State Sex Education Policies and Requirements at a Glance
- South Carolina schools are required to teach sex education.
- Curriculum is not required to be comprehensive.
- Curriculum must stress abstinence.
- Curriculum must not include instruction on homosexual relationships unless in the context of discussing STDs.
- Curriculum is not required to include instruction on consent. However, the South Carolina Standards for Health and Safety Education recommend instruction on consent.
- Parents must be informed in advance of any sexuality-specific instruction and are allowed to remove their children from any part of the health education classes. This is referred to as an “opt-out” policy.
- South Carolina has no standard regarding medically accurate sex education instruction.
Public schools in South Carolina are required to provide sexually transmitted disease (STD) education beginning in grade 6, but they are prohibited from providing information on STDs to students prior to that time. Schools are not required to teach about human immunodeficiency virus (HIV) or acquired immunodeficiency syndrome (AIDS). State law specifies that age-appropriate reproductive health education may be offered for grades K–5. STDs and reproductive health are required to be included as a part of comprehensive health education in grades 6–8, and pregnancy prevention may be addressed. Students must also receive at least 750 minutes of reproductive health education and pregnancy prevention education at least one time over the course of grades 9 through 12. Pregnancy prevention education must be presented in gender segregated settings.
According to South Carolina Code Annotated §§ 59-32-10, ‘“Reproductive health education’ means instruction in human physiology, conception, prenatal care and development, childbirth, and postnatal care, but it does not include instruction concerning sexual practices outside marriage or practices unrelated to reproduction except within the context of the risk of disease. Abstinence and the risks associated with sexual activity outside of marriage must be strongly emphasized.”

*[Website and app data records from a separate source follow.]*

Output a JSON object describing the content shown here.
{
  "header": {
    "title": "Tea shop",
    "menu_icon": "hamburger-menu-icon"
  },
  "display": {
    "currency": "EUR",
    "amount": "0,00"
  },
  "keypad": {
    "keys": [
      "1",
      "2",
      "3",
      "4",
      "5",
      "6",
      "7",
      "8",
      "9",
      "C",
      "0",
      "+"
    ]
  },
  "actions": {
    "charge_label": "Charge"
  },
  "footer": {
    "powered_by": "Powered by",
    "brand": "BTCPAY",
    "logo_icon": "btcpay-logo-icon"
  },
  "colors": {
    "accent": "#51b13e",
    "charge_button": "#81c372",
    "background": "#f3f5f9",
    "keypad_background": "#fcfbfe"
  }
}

The law explains, “[c]ontraceptive information must be given in the context of future family planning.” In addition, no school may distribute contraceptives. Abortion may only be discussed in the context of the complications that it may cause and “must not be mentioned as a method of birth control.” Further, the law specifies that “the program of instruction provided for in this section may not include a discussion of alternate sexual lifestyles from heterosexual relationships including, but not limited to, homosexual relationships, except in the context of instruction concerning [STDs].”
Parents must be informed in advance of any sexuality-specific instruction and are allowed to remove their children from any part of the health education classes. This is referred to as an “opt-out” policy.

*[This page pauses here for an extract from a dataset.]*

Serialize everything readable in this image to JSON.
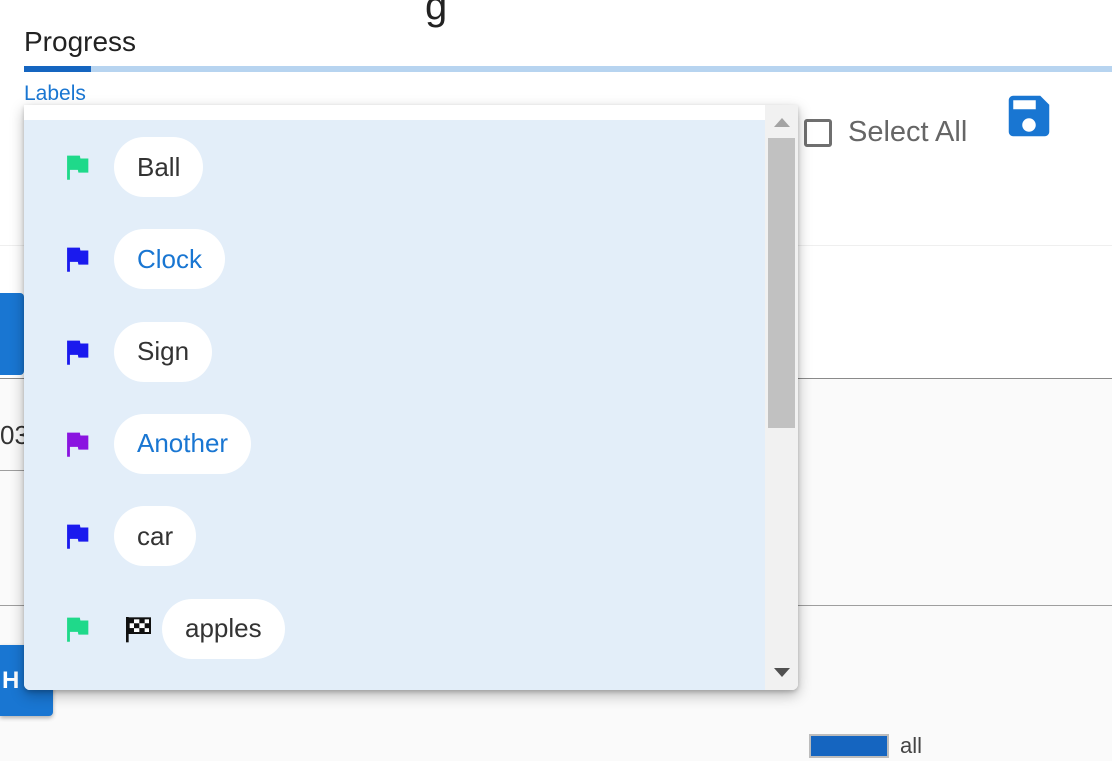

State Profiles provided by SIECUS: Sex Ed for Social Change. For more information regarding your state’s sex ed policy, visit https://siecus.org/state_profile/south-carolina-state-profile/